eyeing opportunities to expand in Serbia, New Europe reported.
Mercator's new top man, Ziga Debeljak, however, denied reports that there have
been any concrete talks with Serbian Delta, which operates retail chains Maxi
and Pekabeta, or Croatian Agrokor on a possible merger of the three Balkan
retail majors. Mercator, which already has hypermarkets in Serbia, wants to take
the leading position in the market by expanding the network of stores in
Belgrade, Vojvodina, and eventually in other large Serbian cities, according to
Tops EU average in mobile phone use
Slovenia is ahead of the EU average in terms of the number of mobile phones
users, Slovene Press Agency STA reported, citing the latest statistics from
According to data from 2004, 93.7 out of 100 Slovenians used a mobile phone,
which was above the 89.6 per 100 average in the EU. Moreover, Slovenia even
outstrips the EU-15, where on average 92.5 out of 100 people used a mobile phone

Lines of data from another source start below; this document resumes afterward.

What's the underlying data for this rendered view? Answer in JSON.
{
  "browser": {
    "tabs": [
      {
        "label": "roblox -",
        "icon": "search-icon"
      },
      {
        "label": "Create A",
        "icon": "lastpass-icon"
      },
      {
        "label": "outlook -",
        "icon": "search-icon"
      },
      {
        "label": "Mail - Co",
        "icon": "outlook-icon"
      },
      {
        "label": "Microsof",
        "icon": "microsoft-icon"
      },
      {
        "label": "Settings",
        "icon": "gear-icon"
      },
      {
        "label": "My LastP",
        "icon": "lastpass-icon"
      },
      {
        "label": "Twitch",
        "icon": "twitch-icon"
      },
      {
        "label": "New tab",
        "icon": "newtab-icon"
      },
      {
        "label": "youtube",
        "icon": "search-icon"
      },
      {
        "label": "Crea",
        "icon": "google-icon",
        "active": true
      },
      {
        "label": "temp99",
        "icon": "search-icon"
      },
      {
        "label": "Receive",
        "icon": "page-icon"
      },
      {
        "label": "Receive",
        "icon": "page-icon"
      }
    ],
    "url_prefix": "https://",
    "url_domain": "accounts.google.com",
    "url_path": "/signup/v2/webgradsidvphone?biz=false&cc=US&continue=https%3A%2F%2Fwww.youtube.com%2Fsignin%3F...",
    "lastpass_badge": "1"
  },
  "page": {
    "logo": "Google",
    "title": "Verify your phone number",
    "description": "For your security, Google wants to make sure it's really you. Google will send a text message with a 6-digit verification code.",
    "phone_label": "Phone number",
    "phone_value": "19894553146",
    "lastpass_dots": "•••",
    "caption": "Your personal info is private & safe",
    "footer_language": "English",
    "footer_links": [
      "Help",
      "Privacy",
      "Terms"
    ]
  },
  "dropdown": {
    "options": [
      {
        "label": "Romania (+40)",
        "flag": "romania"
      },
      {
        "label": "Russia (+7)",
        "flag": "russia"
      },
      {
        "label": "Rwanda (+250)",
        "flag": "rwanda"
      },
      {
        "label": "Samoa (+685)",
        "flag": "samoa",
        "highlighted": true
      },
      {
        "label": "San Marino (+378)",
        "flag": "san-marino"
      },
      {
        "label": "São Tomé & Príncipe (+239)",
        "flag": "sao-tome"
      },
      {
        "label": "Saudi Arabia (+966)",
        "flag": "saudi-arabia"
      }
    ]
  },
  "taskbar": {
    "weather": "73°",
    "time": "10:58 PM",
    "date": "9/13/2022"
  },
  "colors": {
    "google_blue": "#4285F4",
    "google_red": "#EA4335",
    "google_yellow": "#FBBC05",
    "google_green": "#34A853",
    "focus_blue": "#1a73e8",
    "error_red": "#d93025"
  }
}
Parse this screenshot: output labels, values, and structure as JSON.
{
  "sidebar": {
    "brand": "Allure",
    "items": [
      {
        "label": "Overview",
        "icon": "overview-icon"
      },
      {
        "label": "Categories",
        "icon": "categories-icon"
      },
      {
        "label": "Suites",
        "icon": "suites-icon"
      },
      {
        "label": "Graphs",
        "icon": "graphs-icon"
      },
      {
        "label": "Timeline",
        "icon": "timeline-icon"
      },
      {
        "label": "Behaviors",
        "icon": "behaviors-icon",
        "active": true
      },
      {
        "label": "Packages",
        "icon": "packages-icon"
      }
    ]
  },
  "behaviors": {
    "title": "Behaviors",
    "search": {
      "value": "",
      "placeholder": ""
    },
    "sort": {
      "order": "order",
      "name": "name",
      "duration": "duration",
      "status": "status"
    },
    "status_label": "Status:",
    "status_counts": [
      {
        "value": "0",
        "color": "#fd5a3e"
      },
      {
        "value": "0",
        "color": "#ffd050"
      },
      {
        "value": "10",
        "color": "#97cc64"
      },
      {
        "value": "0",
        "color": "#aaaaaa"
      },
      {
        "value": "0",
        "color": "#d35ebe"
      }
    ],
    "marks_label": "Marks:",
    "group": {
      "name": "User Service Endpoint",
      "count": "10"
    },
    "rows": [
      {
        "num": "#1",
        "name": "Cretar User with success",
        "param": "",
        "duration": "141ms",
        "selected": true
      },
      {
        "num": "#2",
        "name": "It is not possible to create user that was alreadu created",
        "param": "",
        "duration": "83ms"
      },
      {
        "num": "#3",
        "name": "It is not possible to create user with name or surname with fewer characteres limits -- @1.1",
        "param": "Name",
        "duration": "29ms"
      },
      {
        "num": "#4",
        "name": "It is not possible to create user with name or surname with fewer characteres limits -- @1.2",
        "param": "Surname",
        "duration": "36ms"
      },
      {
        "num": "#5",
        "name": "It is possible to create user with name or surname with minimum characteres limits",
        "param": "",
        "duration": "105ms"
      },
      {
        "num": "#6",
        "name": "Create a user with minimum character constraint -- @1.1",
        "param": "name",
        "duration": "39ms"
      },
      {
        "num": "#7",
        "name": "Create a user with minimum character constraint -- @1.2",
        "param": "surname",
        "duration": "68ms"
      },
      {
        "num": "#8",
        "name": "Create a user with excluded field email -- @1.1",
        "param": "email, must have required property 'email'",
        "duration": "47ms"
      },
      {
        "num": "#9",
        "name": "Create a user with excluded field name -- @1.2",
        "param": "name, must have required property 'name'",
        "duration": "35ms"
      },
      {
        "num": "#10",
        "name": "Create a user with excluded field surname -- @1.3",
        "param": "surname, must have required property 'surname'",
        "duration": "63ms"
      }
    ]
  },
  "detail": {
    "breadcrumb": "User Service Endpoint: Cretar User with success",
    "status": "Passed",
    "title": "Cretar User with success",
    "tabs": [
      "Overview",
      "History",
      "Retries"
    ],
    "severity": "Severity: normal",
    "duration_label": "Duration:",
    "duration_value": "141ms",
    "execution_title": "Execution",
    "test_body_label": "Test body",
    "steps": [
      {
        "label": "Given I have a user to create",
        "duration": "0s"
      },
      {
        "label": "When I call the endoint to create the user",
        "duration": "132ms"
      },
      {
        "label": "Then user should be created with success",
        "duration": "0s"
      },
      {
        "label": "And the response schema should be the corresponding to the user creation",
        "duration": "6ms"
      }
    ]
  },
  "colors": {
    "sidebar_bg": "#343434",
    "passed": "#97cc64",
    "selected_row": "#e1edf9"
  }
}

in 2004. According to Eurostat, 1,849,000 Slovenians were users of mobile phone
services in 2004, which is a 4,500 per cent more than in 1996.
Leading the EU in terms of mobile phone users is Luxembourg, where there are 143
users per 100 people, meaning that some people have two subscriptions. However,
in fixed line telephony, Slovenia trails the EU average of 49.6 lines per 100
people, as it has 43 lines per 100 people. Meanwhile, 47 per cent of Slovenian
households had an Internet connection in 2004, which is four percentage points
above the EU average.
Telecom Slovenia wants majority in On.Net takeover bid
Telecom Slovenia is to take over the majority stake in Macedonia's Internet
service provider, On.Net, Makfaz News Agency reported.
Slovenia's newspaper, Finance, published the news but did not reveal the value
of the transaction, by which, Telecom Slovenia will become owner of a 76 per
cent stake in On.Net. The paper said that the estimated number of permanent
subscribers to On.Net services is 3,000 and the number of temporary users is
some 20,000. The On.Net internet provider covers 23 per cent of the Macedonian
market. Being a sole broadband provider in Macedonia and also a provider of
wireless internet access, On.Net claims it has 1,500 subscribers plugged into
its Wi-Fi network. The company provides internet access to 500 schools and
provides international telephone calls through 1,200 leased telephone lines.
On.Net company was founded in 2000 by two private investors and the American
private Fund SEAF.